Sometimes a person’s just gotta make do with their own
Many of us absentmindedly reach for the Tylenol for the most routine instances of minor physical pain. A headache, a muscle strain, aching joints, or menstrual pain — all of these things can send us in search of quick, over-the-counter relief. We seldom consider how these inexpensive, readily available medications can affect our mental health.
Scientists are only beginning to uncover some unexpected side effects of Tylenol. Some of these unintended outcomes are pleasant. A 2013 study revealed how Tylenol can reduce anxiety in addition to halting symptoms of physical pain. That study presented mostly positive results, unless one considers the absence of anxiety (or any other type of psychological pain) to be a bad thing.
A brand new study digs even further into the emotional side effects of taking Tylenol. Scientists at Ohio University set out to prove that acetaminophen not only dulls negative emotions like anxiety, but positive ones as well.
Here’s what happened: Researchers gathered up enough subjects for two separate studies. One group took 1000 milligrams of Tylenol at one sitting while the other group swallowed a placebo pill. Both groups were shown a series of 40 photographs, some of which were quite disturbing (including photos of malnourished humans) and others that were very pleasant (such as frolicking kittens and playful children). All participants were asked to give input on the photos and rate them on a 1-10 scale (with negative feelings rating on the low end). Across the board, the group who took the Tylenol reflected muted emotions on both the positive and negative spectrums. These participants also weren’t aware of their altered emotional state until after the study concluded.
These results may sound a bit terrifying because, in effect, Tylenol functions as a numbing agent of both physical and emotional sensations. Lead author Geoffrey Durso begs to differ. He sees great promise in this conclusion: “This means that using Tylenol or similar products might have broader consequences than previously thought.

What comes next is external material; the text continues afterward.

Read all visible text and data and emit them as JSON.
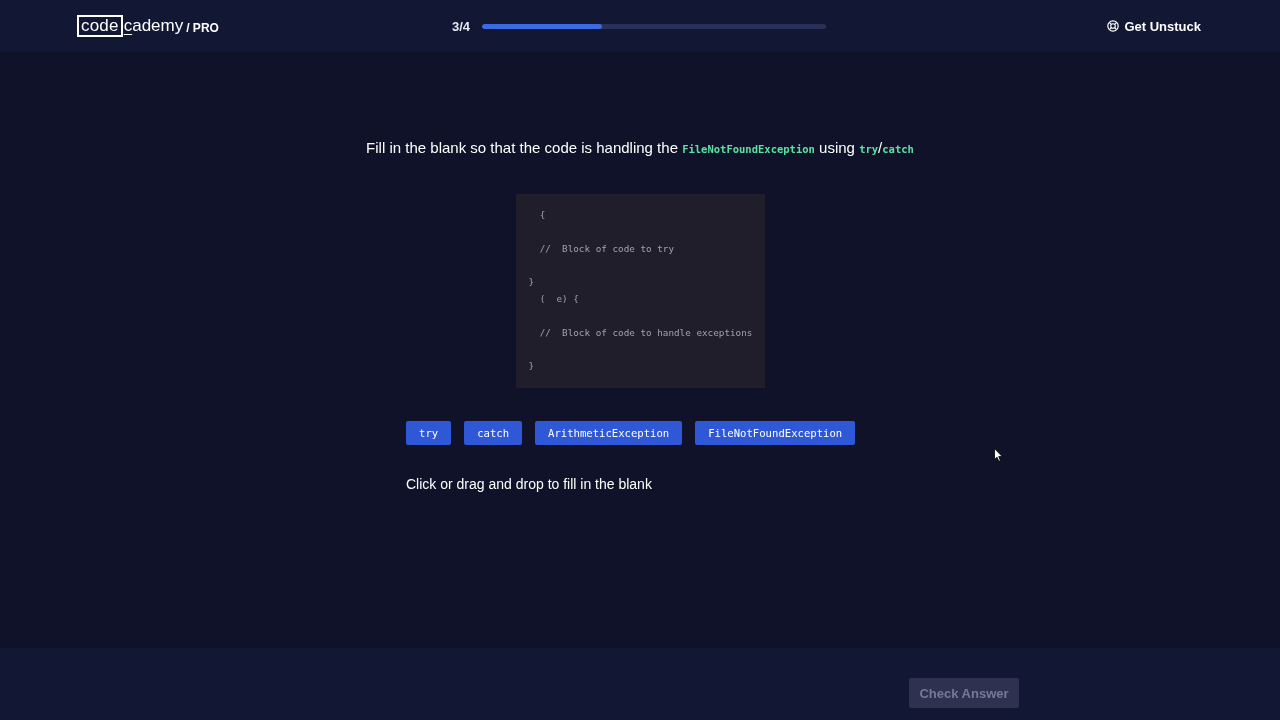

Rather than just being a pain reliever, acetaminophen can be seen as an all-purpose emotion reliever.”
Next up: Durso and his team plan to move onto other pain-relieving drugs like ibuprofen and aspirin to see if similar results materialize. His researchers hope to ultimately prove a chemical connection between pleasure and pain. This may sound like a strange end goal for a study that induces apathy via acetaminophen, but Durso promises, “There is accumulating evidence that some people are more sensitive to big life events of all kinds, rather than just vulnerable to bad events.”
Source: Psychological Science